Another new heart valve procedure will be available soon in Vero Beach.
Just three years ago, Vero Drs. Mark Malias and Cary Stowe were among the first cardio-thoracic surgeons in Florida to perform the now widely used trans-aortic valve replacement (TAVR) procedure.
Now Malias and the Welsh Heart Center team are aiming to add another new procedure to their collective resumes: one to treat problems with the heart’s mitral valve.
It is true, according Heart.org, that problems with the aortic valve are far more common than those of the mitral valve. It says only 2 percent of the world’s population suffers from mitral valve problems – but that’s still more than 156 million people worldwide, and until quite recently there were no proven ways to treat the condition known as “mitral valve regurgitation.”
Mitral valve regurgitation occurs when the flaps of mitral valve bulge or “prolapse” into the heart’s left upper chamber, the atrium. This can cause blood inside the heart to leak backwards.
“Symptoms of mitral valve prolapse can vary widely from one person to another,” according to the Mayo Clinic. Those symptoms can include “irregular heartbeat (arrhythmia), dizziness or lightheadedness, difficulty breathing or shortness of breath, often during physical activity or even when lying flat.”
General fatigue makes Mayo’s list as well, so it’s a difficult diagnosis to make.
When it comes to treatment, Malias is clearly energized by a new device that has garnered FDA approval for treating mitral valve prolapse: the MitraClip from Abbott Labs.
“Lots of mitral repairs or mitral replacement options are still in the R&D phase,” Malias says, “but there’s a whole host of them primed and getting ready to come on the market.
“Some are in FDA-regulated trials. Others are past some of the trials and getting ready to be released, and we’ve already embarked on a MitraClip program [in the Cleveland Clinic Florida system].

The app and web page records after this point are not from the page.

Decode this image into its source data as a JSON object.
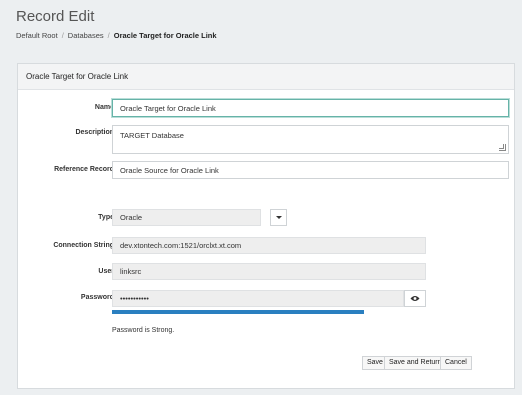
{
  "page": {
    "title": "Record Edit",
    "breadcrumb": [
      "Default Root",
      "Databases",
      "Oracle Target for Oracle Link"
    ]
  },
  "panel": {
    "header": "Oracle Target for Oracle Link"
  },
  "form": {
    "name": {
      "label": "Name",
      "value": "Oracle Target for Oracle Link"
    },
    "description": {
      "label": "Description",
      "value": "TARGET Database"
    },
    "reference_record": {
      "label": "Reference Record",
      "value": "Oracle Source for Oracle Link"
    },
    "type": {
      "label": "Type",
      "value": "Oracle"
    },
    "connection_string": {
      "label": "Connection String",
      "value": "dev.xtontech.com:1521/orclxt.xt.com"
    },
    "user": {
      "label": "User",
      "value": "linksrc"
    },
    "password": {
      "label": "Password",
      "value": "•••••••••••"
    },
    "password_strength": {
      "value": 1.0,
      "text": "Password is Strong."
    }
  },
  "actions": {
    "save": "Save",
    "save_and_return": "Save and Return",
    "cancel": "Cancel"
  },
  "icons": {
    "dropdown": "chevron-down-icon",
    "show_password": "eye-icon"
  },
  "colors": {
    "strength_bar": "#2a7fc0",
    "focus_border": "#66b3a8"
  }
}
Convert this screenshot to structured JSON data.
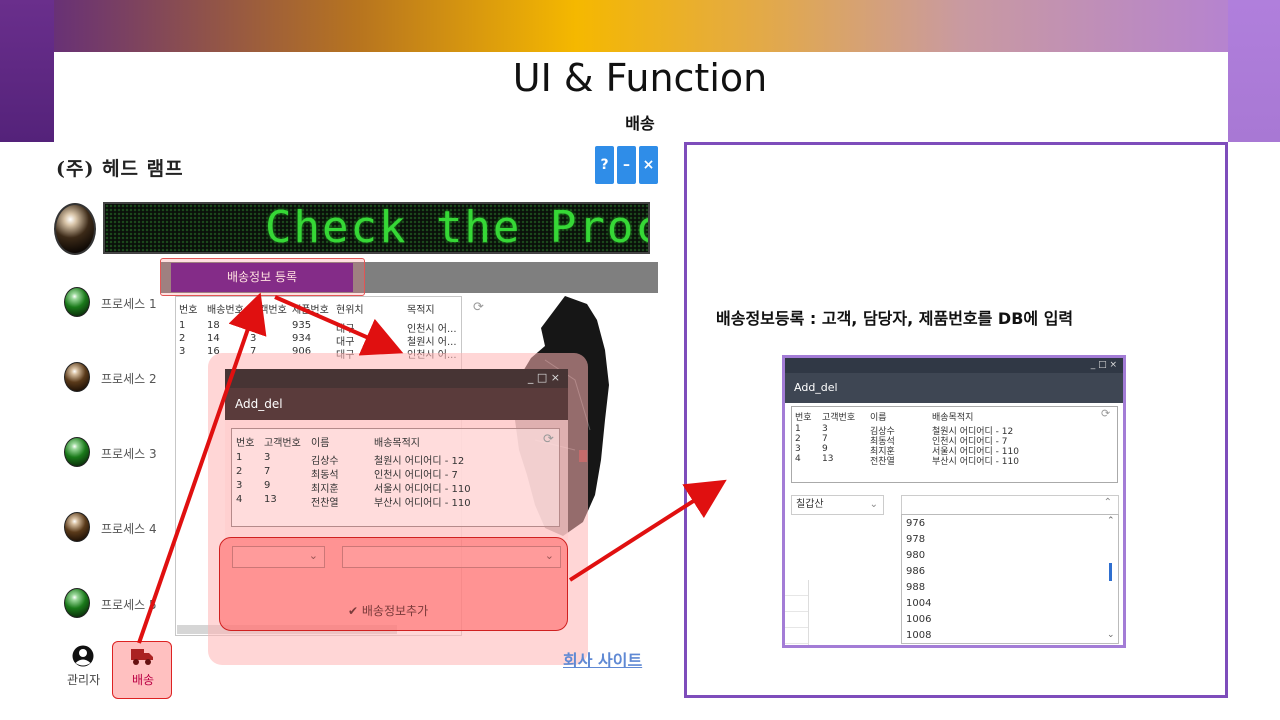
{
  "slide": {
    "title": "UI & Function",
    "subtitle": "배송"
  },
  "app": {
    "company": "(주) 헤드 램프",
    "window_buttons": [
      "?",
      "–",
      "×"
    ],
    "marquee": "Check the Process",
    "tabs": [
      {
        "label": "배송정보 등록",
        "active": true
      }
    ],
    "processes": [
      "프로세스 1",
      "프로세스 2",
      "프로세스 3",
      "프로세스 4",
      "프로세스 5"
    ],
    "list": {
      "headers": [
        "번호",
        "배송번호",
        "고객번호",
        "제품번호",
        "현위치",
        "목적지"
      ],
      "rows": [
        [
          "1",
          "18",
          "7",
          "935",
          "대구",
          "인천시 어..."
        ],
        [
          "2",
          "14",
          "3",
          "934",
          "대구",
          "철원시 어..."
        ],
        [
          "3",
          "16",
          "7",
          "906",
          "대구",
          "인천시 어..."
        ]
      ]
    },
    "nav": [
      {
        "label": "관리자",
        "icon": "user-icon"
      },
      {
        "label": "배송",
        "icon": "truck-icon"
      }
    ],
    "site_link": "회사 사이트"
  },
  "dialog": {
    "window_controls": "_ □ ×",
    "title": "Add_del",
    "headers": [
      "번호",
      "고객번호",
      "이름",
      "배송목적지"
    ],
    "rows": [
      [
        "1",
        "3",
        "김상수",
        "철원시 어디어디 - 12"
      ],
      [
        "2",
        "7",
        "최동석",
        "인천시 어디어디 - 7"
      ],
      [
        "3",
        "9",
        "최지훈",
        "서울시 어디어디 - 110"
      ],
      [
        "4",
        "13",
        "전찬열",
        "부산시 어디어디 - 110"
      ]
    ],
    "add_button": "배송정보추가"
  },
  "panel": {
    "description": "배송정보등록 :  고객, 담당자, 제품번호를 DB에 입력",
    "shot": {
      "window_controls": "_ □ ×",
      "title": "Add_del",
      "headers": [
        "번호",
        "고객번호",
        "이름",
        "배송목적지"
      ],
      "rows": [
        [
          "1",
          "3",
          "김상수",
          "철원시 어디어디 - 12"
        ],
        [
          "2",
          "7",
          "최동석",
          "인천시 어디어디 - 7"
        ],
        [
          "3",
          "9",
          "최지훈",
          "서울시 어디어디 - 110"
        ],
        [
          "4",
          "13",
          "전찬열",
          "부산시 어디어디 - 110"
        ]
      ],
      "combo_selected": "칠갑산",
      "dropdown_options": [
        "976",
        "978",
        "980",
        "986",
        "988",
        "1004",
        "1006",
        "1008"
      ]
    }
  },
  "colors": {
    "accent_purple": "#5b0f8a",
    "panel_border": "#7e4dbb",
    "arrow_red": "#e01010",
    "led_green": "#36d836"
  }
}
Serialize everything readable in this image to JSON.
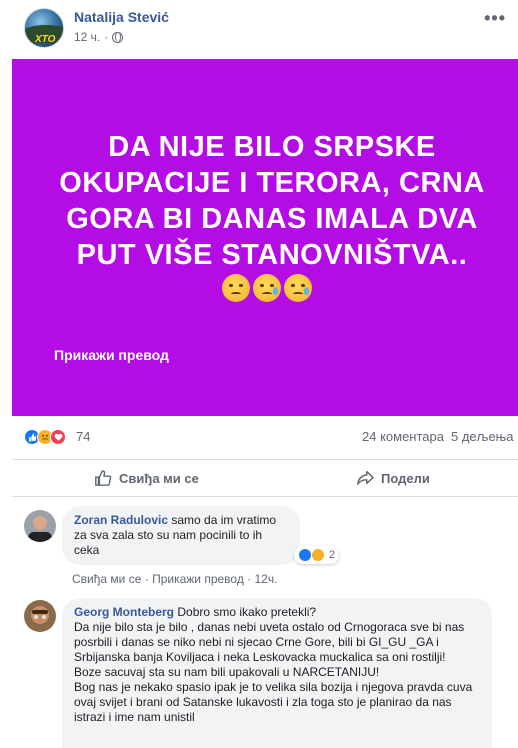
{
  "post": {
    "author": "Natalija Stević",
    "time": "12 ч.",
    "more": "•••",
    "text": "DA NIJE BILO SRPSKE OKUPACIJE I TERORA, CRNA GORA BI DANAS IMALA DVA PUT VIŠE STANOVNIŠTVA..",
    "avatar_badge": "XTO",
    "translate": "Прикажи превод",
    "background_color": "#b30ce5",
    "emojis": [
      "sleepy-face",
      "crying-face",
      "crying-face"
    ]
  },
  "stats": {
    "reactions": "74",
    "comments": "24 коментара",
    "shares": "5 дељења"
  },
  "actions": {
    "like": "Свиђа ми се",
    "share": "Подели"
  },
  "comments": [
    {
      "author": "Zoran Radulovic",
      "text": "samo da im vratimo za sva zala sto su nam pocinili to ih ceka",
      "reaction_count": "2",
      "footer": {
        "like": "Свиђа ми се",
        "sep": " · ",
        "translate": "Прикажи превод",
        "time": "12ч."
      }
    },
    {
      "author": "Georg Monteberg",
      "text": "Dobro smo ikako pretekli?\nDa nije bilo sta je bilo , danas nebi uveta ostalo od Crnogoraca sve bi nas posrbili i danas se niko nebi ni sjecao Crne Gore, bili bi GI_GU _GA i Srbijanska banja Koviljaca i neka Leskovacka muckalica sa oni rostilji!\nBoze sacuvaj sta su nam bili upakovali u NARCETANIJU!\nBog nas je nekako spasio ipak je to velika sila bozija i njegova pravda cuva ovaj svijet i brani od Satanske lukavosti i zla toga sto je planirao da nas istrazi i ime nam unistil"
    }
  ]
}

“The MitraClip,” Malias explains, “is a product from Abbott where they pinch two leaflet portions of the valve together and hold them together to minimize or lessen the amount of regurgitation across that valve. It’s a great option for patients.

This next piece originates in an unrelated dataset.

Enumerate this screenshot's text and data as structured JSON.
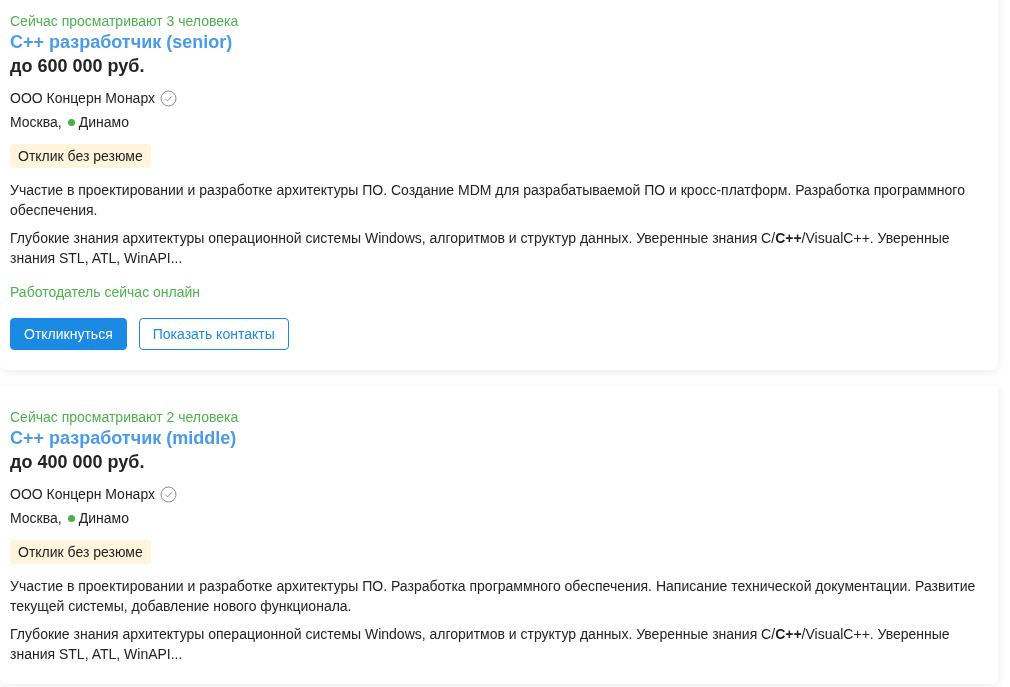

“As a surgeon, I’d prefer a surgical repair when we can, but there is a subset of patients with functional mitral regurgitation [for whom] surgical repair doesn’t have the same benefits.”
The MitraClip is currently in use at Cleveland Clinic’s Weston hospital and Malias is hoping to launch it Vero Beach in the near future.

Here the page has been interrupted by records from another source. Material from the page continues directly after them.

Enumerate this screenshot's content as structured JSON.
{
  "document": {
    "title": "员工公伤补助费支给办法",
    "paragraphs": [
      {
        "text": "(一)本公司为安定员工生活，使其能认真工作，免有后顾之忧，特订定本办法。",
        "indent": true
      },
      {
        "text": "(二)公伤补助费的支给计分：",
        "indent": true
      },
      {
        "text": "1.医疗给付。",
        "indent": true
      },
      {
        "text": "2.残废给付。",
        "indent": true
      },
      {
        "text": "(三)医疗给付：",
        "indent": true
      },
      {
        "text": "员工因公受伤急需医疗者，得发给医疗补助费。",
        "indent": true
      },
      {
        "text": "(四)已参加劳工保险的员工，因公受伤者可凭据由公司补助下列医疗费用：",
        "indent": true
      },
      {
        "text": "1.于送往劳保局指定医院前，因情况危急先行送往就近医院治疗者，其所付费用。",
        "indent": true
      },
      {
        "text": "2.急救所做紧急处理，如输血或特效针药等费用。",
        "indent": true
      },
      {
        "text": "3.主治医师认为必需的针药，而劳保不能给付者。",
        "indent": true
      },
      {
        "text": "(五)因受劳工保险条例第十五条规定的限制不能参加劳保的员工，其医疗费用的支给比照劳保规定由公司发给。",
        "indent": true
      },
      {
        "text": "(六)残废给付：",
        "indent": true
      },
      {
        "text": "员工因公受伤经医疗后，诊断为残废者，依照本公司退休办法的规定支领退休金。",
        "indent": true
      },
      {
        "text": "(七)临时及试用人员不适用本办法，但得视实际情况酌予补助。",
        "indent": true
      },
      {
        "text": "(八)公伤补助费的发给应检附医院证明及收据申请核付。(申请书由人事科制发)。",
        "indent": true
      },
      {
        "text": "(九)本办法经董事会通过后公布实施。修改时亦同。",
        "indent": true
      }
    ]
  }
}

“I think one of the big advantages for the community that we didn’t have before the Cleveland Clinic merger or buyout or however you want to phrase it, is the networking opportunities we are experiencing with other Cleveland Clinic facilities,” he says.
“Whether it’s Martin or Weston, we meet on a weekly basis to discuss difficult cases. I know it’s not sexy like a new [surgical] robot, but that daily or weekly interaction about difficult cases is very helpful.”
In fact, Malias adds, “we’re having a meeting on Wednesday night with all the cardiac teams. Not just the surgeons, but the diagnostic cardiologists and interventional cardiologists, on a Zoom or Go-To-Meeting format to discuss cases and talk about how to kick off MitraClip up here.
“They’re not doing MitraClip in Martin, but they do it down in Weston, so it’s this collaboration along the [Cleveland Clinic] network that is going to be a big benefit for the patients of this community.”
Malias concludes by adding: “It is exciting because there are resources at other places that our patients would benefit from and there’s resources there that can help us bring that technology and new things here” to Vero Beach.
If you think you may have a mitral valve problem, consult your primary care physician. He or she will likely direct you to a specialist to confirm or refute a mitral valve prolapse diagnosis.
Dr. Mark Malias is a cardio-thoracic surgeon with the Cleveland Clinic Indian River Hospital and the Welsh Heart Center. His office is at 3450 11th Court, Suite 105. The phone number is 772-563-4580.